    The revolution has created a connected unity that distinguishes our time from earlier times. Jacob Burckhardt opened his lecture course on the “History of the Revolutionary Age”¹ with this statement, which expressed a view widely held in the nineteenth century. To a large extent it is still held and has had a great impact on the study of the past: it widened the historical outlook and gave new importance to an old problem, the problem of historical continuity. The question that had arisen was this: If the French Revolution created an era different from all earlier periods, did knowledge of...

  5. CHAPTER II RANKE’S VIEW OF THE TASK OF HISTORICAL SCHOLARSHIP
    (pp. 11-31)

    Leopold von ranke’s influence on the development of historical scholarship has been the subject of many books and articles.¹ The result of these investigations—which in the course of the nineteenth century became a widely accepted dogma—was that by using a new method, the philological-critical method, Ranke raised history to a science. A consequence was that the historian’s primary concern ought to be political history based on the analysis of archival material. This view of Ranke’s importance and influence has its dangers, because this nineteenth-century image simplifies and rigidifies Ranke’s contribution to the study of history. We may come...

  6. CHAPTER III RANKE AND THE MEANING OF HISTORY
    (pp. 32-45)

    Ever since Ranke’s time historians have appealed to his name and his writings in an attempt to justify their approach to the study of the past, but his imprint on the development of historical scholarship has been interpreted in different ways. He is thought to be the advocate and defender of two contradictory claims about the purposes of historical scholarship.

    One claim is that history is a science, that it is primarily concerned with facts and their causal connection—how they acted upon each other. The historian works with materials contemporary with the time on which he focuses, or at...

  7. CHAPTER IV BURCKHARDT’S CONCEPT OF CULTURAL HISTORY
    (pp. 46-80)

    When his years of study came to an end, Jacob Burckhardt decided to work in a particular field of history: in cultural history.¹ What did that decision mean? What did he understand by this term? Did his conception of cultural history undergo significant changes in the course of his life? These are the questions with which this chapter is concerned.

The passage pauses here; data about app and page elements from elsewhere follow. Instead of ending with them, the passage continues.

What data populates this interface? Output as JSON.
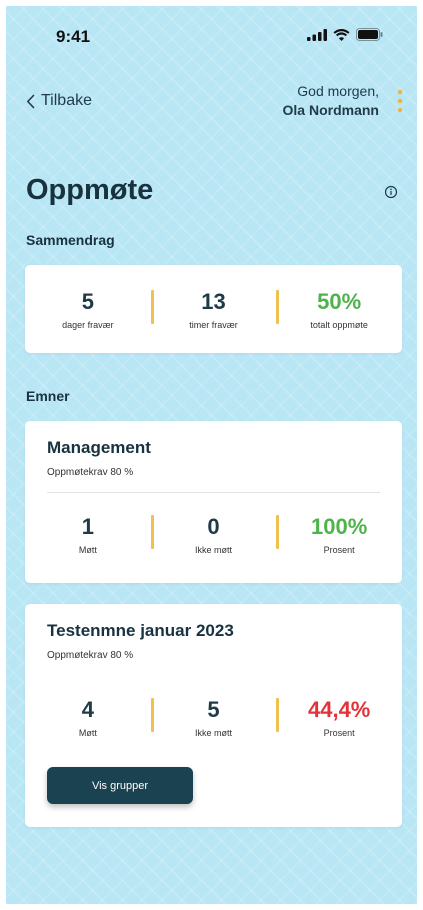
{
  "status_bar": {
    "time": "9:41"
  },
  "header": {
    "back_label": "Tilbake",
    "greeting": "God morgen,",
    "user_name": "Ola Nordmann"
  },
  "page": {
    "title": "Oppmøte"
  },
  "summary": {
    "section_label": "Sammendrag",
    "stats": [
      {
        "value": "5",
        "label": "dager fravær"
      },
      {
        "value": "13",
        "label": "timer fravær"
      },
      {
        "value": "50%",
        "label": "totalt oppmøte"
      }
    ]
  },
  "courses": {
    "section_label": "Emner",
    "items": [
      {
        "title": "Management",
        "requirement": "Oppmøtekrav 80 %",
        "stats": [
          {
            "value": "1",
            "label": "Møtt"
          },
          {
            "value": "0",
            "label": "Ikke møtt"
          },
          {
            "value": "100%",
            "label": "Prosent"
          }
        ]
      },
      {
        "title": "Testenmne januar 2023",
        "requirement": "Oppmøtekrav 80 %",
        "stats": [
          {
            "value": "4",
            "label": "Møtt"
          },
          {
            "value": "5",
            "label": "Ikke møtt"
          },
          {
            "value": "44,4%",
            "label": "Prosent"
          }
        ],
        "button_label": "Vis grupper"
      }
    ]
  },
  "colors": {
    "background": "#b8e6f4",
    "accent_divider": "#f0c050",
    "good": "#4db34a",
    "bad": "#e5323a",
    "primary_button": "#1b4250",
    "menu_dots": "#f0b43c"
  }
}
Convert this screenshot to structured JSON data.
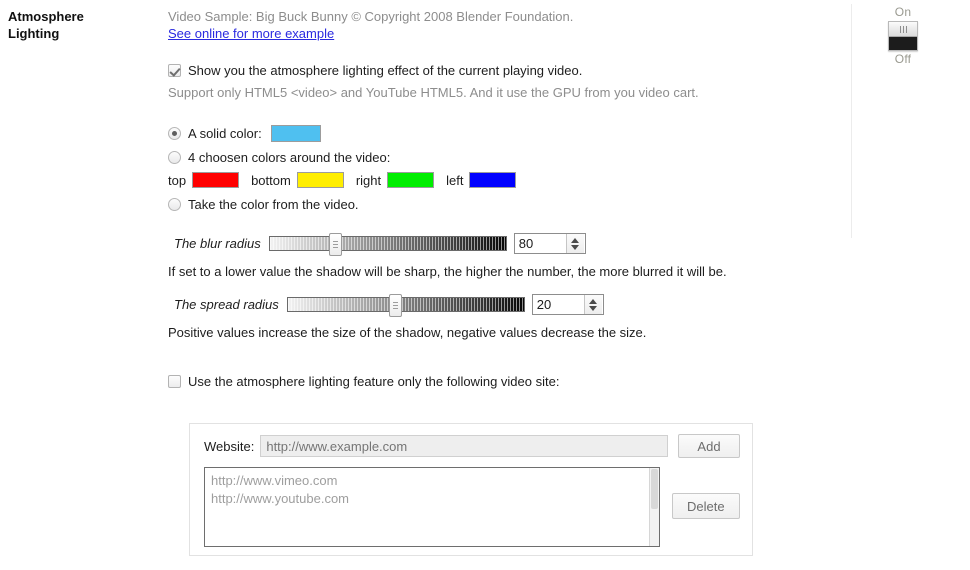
{
  "section": {
    "title": "Atmosphere Lighting"
  },
  "power": {
    "on_label": "On",
    "off_label": "Off",
    "state": "On"
  },
  "credit": {
    "text": "Video Sample: Big Buck Bunny © Copyright 2008 Blender Foundation.",
    "link_text": "See online for more example"
  },
  "enable": {
    "label": "Show you the atmosphere lighting effect of the current playing video.",
    "checked": true,
    "note": "Support only HTML5 <video> and YouTube HTML5. And it use the GPU from you video cart."
  },
  "color_mode": {
    "options": [
      {
        "label": "A solid color:",
        "selected": true
      },
      {
        "label": "4 choosen colors around the video:",
        "selected": false
      },
      {
        "label": "Take the color from the video.",
        "selected": false
      }
    ],
    "solid_color": "#4FC0F0",
    "quad": [
      {
        "label": "top",
        "color": "#FF0000"
      },
      {
        "label": "bottom",
        "color": "#FFEE00"
      },
      {
        "label": "right",
        "color": "#00EE00"
      },
      {
        "label": "left",
        "color": "#0000FF"
      }
    ]
  },
  "blur": {
    "label": "The blur radius",
    "value": "80",
    "fill_percent": 26,
    "description": "If set to a lower value the shadow will be sharp, the higher the number, the more blurred it will be."
  },
  "spread": {
    "label": "The spread radius",
    "value": "20",
    "fill_percent": 45,
    "description": "Positive values increase the size of the shadow, negative values decrease the size."
  },
  "site_filter": {
    "label": "Use the atmosphere lighting feature only the following video site:",
    "checked": false,
    "website_label": "Website:",
    "website_value": "",
    "website_placeholder": "http://www.example.com",
    "add_label": "Add",
    "delete_label": "Delete",
    "sites": [
      "http://www.vimeo.com",
      "http://www.youtube.com"
    ]
  }
}
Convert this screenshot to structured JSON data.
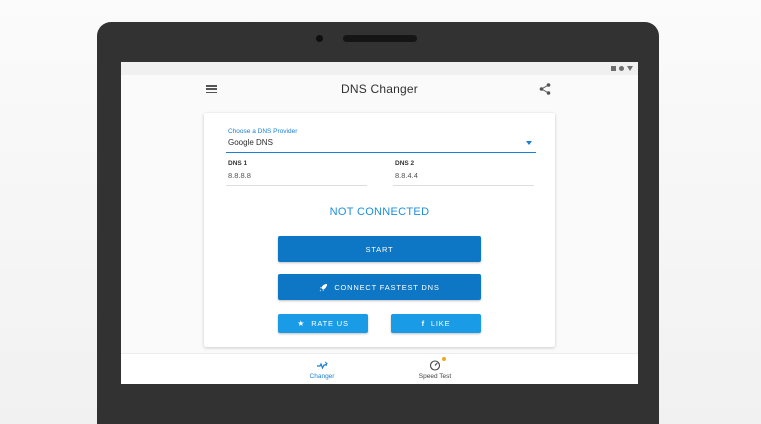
{
  "app": {
    "title": "DNS Changer"
  },
  "provider": {
    "label": "Choose a DNS Provider",
    "value": "Google DNS"
  },
  "dns1": {
    "label": "DNS 1",
    "value": "8.8.8.8"
  },
  "dns2": {
    "label": "DNS 2",
    "value": "8.8.4.4"
  },
  "status": {
    "text": "NOT CONNECTED"
  },
  "buttons": {
    "start": "START",
    "fastest": "CONNECT FASTEST DNS",
    "rate": "RATE US",
    "like": "LIKE"
  },
  "nav": {
    "changer": "Changer",
    "speed_test": "Speed Test"
  },
  "icons": {
    "menu": "menu-icon",
    "share": "share-icon",
    "rocket": "rocket-icon",
    "star": "star-icon",
    "facebook": "facebook-icon",
    "changer": "changer-icon",
    "speedometer": "speedometer-icon"
  },
  "colors": {
    "accent": "#1a7fd6",
    "primary_button": "#0d76c5",
    "secondary_button": "#1a9be6",
    "status_text": "#1c8fe0",
    "notification_dot": "#f4a623"
  }
}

    In the early 1840s, cultural history was a small but recognized special field. Karl Dietrich Hüllmann was one of the few professors who offered lectures on cultural history, and he has left a description of what he considered cultural history...

  8. CHAPTER V BURCKHARDT AND THE CULTURAL HISTORY OF HIS TIME
    (pp. 81-92)

    The lecture course on Greek cultural history that Burckhardt gave at Basel in 1872 opened with an introduction explaining the aims and method of the course.¹ Only in these pages did Burckhardt discuss theoretical aspects of his work in cultural history.

    The introduction contains what we might expect, beginning with an explanation of how this course differs from other courses on Greek culture. Burckhardt explains that his course will not deal with what is done in courses on Greek antiquities, that is, it will not discuss in detail the structure and organizations of Greek public and private life, nor will...

  9. CHAPTER VI RANKE AND BURCKHARDT: THE COMMON BOND
    (pp. 93-106)

    Ranke and burckhardt are the two greatest historical thinkers whom the nineteenth century khas produced within the area of German culture. With these words the eighty-six-year-old Friedrich Meinecke began in 1948 his address “Ranke and Burckhardt.”¹ This is only one, although one of the most distinguished, of the many contributions to a much-discussed subject. Frequently, one might almost say usually, this theme is treated as a confrontation. Ranke believed in the power of the state as guardian of order and stability; Burckhardt regarded power as tied to evil. Ranke, the Protestant scholar, confidently sought the hand of a benevolent God...

  10. INDEX
    (pp. 107-109)